Mumbai Taxi Art
Creative Review commissioned the Mumbai-based design studio Grandmother India to create the cover in 2009. Kurnal Rawat of Grandmother India had already dealt with the city's typographic idiosyncrasies in the past and initiated the typocity project, an online resource for the city's signage. He and his team designed the taxi, and two of the city's leading taxi artists were won over for the manual implementation: Manohar Mistry and his son Sameer.
Father and son Mistry were not only highly sought-after taxi artists, but had brought the artistic stickers to Bombay in the first place. The idea came from an acquaintance who brought photos of illuminated garbage cans from Dubai – and soon, at the Mistrys’ request, the films themselves. They cleverly used these to give the black and yellow taxis a personal, eye-catching touch – a significant competitive advantage among the approximately 65,000 providers.
In an interview at that time, the two stated that the best times for their craft were probably already gone. I wondered what had become of them, and whether they were still giving the taxis that extra soul.
The catch here: there was no address at all.
Bombay has a population of 23 millions.
The search wouldn’t be easy.
Fotos © Creative Review, Aashim Tyagi
Cover Design, spreads by Kurnal Rawat
The small shop in Girgaon is run by Mangilal Rajpurohit and his son, who immediately offered to help in the search for Sameer Mistry (who now runs the shop alone after the death of his father). A few phone calls later an appointment was fixed, and soon we took a motorbike to Manohar’s workshop.
artist with a fine blade
Sameer Mistry was evidently pleased with my interest in Typo Taxi and his work in general. He showed me photos of past taxi jobs and a variety of extremely small-scale works, including the artwork for the film JUGAARD, a tribute to Mumbai’s diversity. He had manually hand-cut all of this with a scalpel!
We quickly agreed:
Based on a business card he would create an artwork “Bombay Style” with my logo and the phrase “Tom Koch Graphic Wallah.”
But time was limited, as I had to leave the very next day.
He starts by cutting out the flamed background from countless layers of reflective foil, sticking tongue after tongue to each other. Thus, little by little, the dynamic background is created, which he constantly adds to, adapts and corrects with new pieces of foil. Later, the outlines of the logo are transferred freehand and cut out with a scalpel. 3D effects and shadows are applied, the logo is transferred to a dark background, ornaments and fine lines are worked out. Not once does he hesitate, get stuck or even stick.

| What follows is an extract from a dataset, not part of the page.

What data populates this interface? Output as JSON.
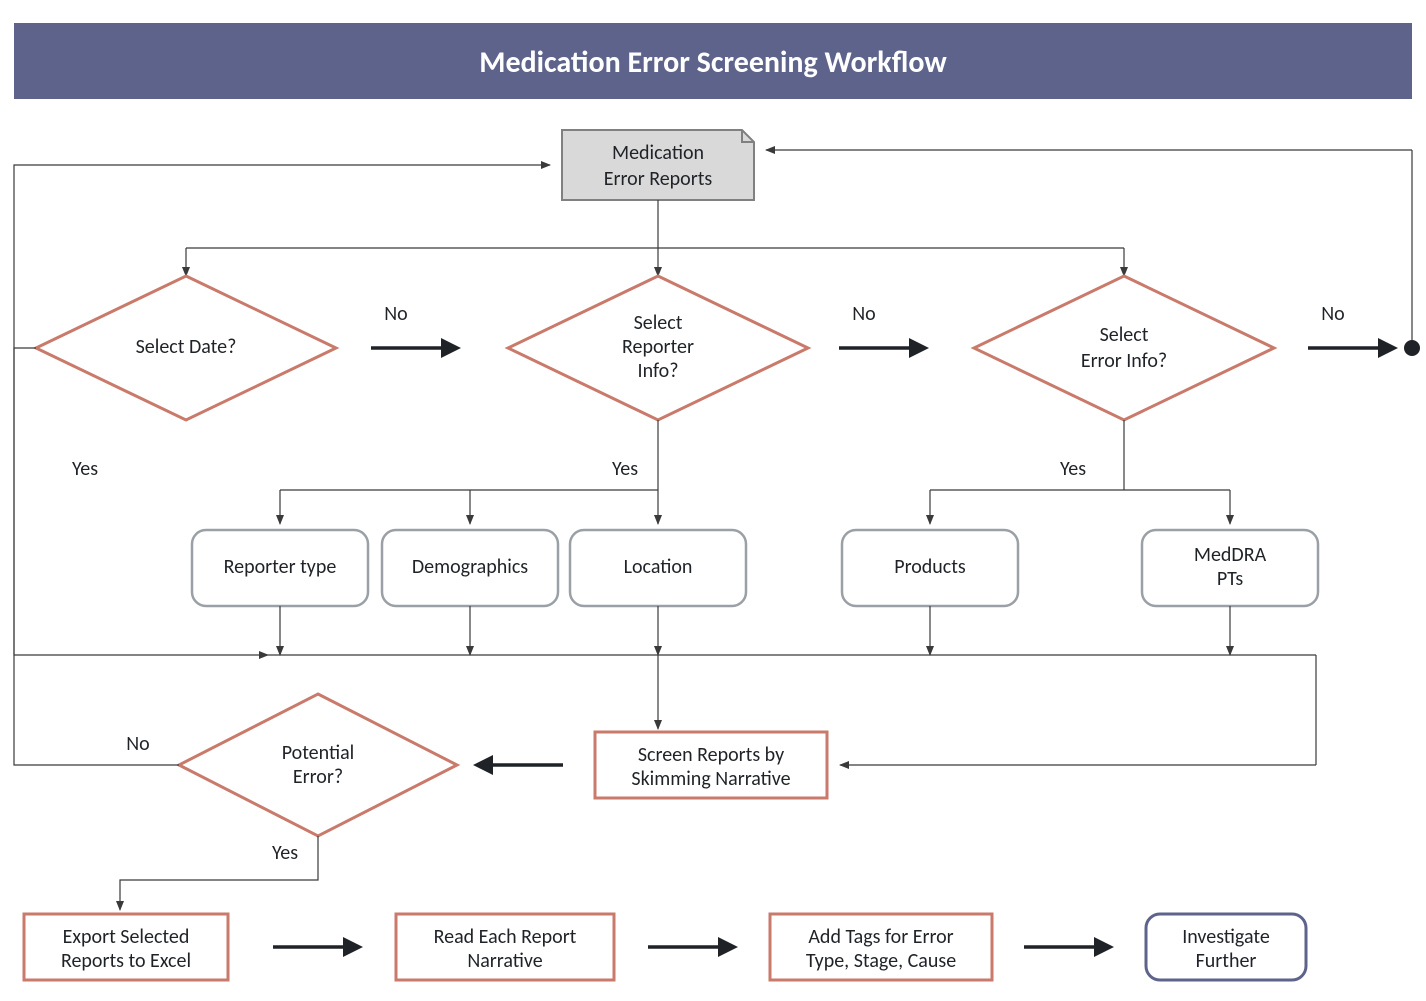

All these steps are performed in an incredibly calm, almost contemplative way: cutting, stripping off the remains, touching, pressing down. Over and over again. You can tell the man has been doing this for 17 years.
The next day I pick up the artwork.
It is vibrant, detailed and very Bombay.
The search was definitely worth it.
A Bollywood Lovestory:
Bombay and the Premier Padmini Taxis
The Indian version of the Fiat 1100 had already made its debut on the subcontinent in 1964 under the name Fiat 1100 Delight. Renamed Premier President in 1965, the cars were finally sold from 1974 onwards under the name Premier Padmini – named after the legendary Indian Queen – and took the hearts of the population by storm.
Especially in Bombay they shaped the cityscape, as the city government had preferred the Premier Padmini to other brands such as the Ambassador and had settled the production in the city. This was followed by an indescribable boom.
The Premier Padmini became the car of choice for taxi drivers in Mumbai because it was economical, offered a relatively large luggage space and could be repaired anywhere in small roadside mechanic shops. In its heyday in the 1990s, around 65,000 Kaali-Peeli taxis were registered in the streets of Mumbai. They were stars in Bollywood movies, even popular songs were dedicated to them.
The Padminis had only one disadvantage: they all looked the same.
Taxi drivers therefore began to individualise them, using film stickers on the rear windows to provide information about the location (Bandra) and the districts in which the taxi was licensed to drive. Personal messages (King of the Kings), lateral ornaments and artistically decorated number plates were additionally introduced.
But in 2003 the situation changed: the city administration banned cars that had been registered for more than 20 years from Bombay’s streets for reasons of air pollution. This was clearly aimed at the Padminis, whose production had already been stopped in 2000. From then on their number began to dwindle, and other car brands gradually took over the taxi market.
Today only 50 Padminis are still driving around Mumbai, by the end of 2020 they will have disappeared from the cityscape for good.
With them, a large part of the artistic stickers created by taxi artists like Samir Manohar disappears. Recently, the police have taken action against the stickers because of alleged threats to traffic safety.
The taxi drivers are losing the possibility of individual presentation and the city is losing its rolling icons. Whether taxi artist Sameer Mistry will still be creating his filigree works of art in 10 years is written in the stars..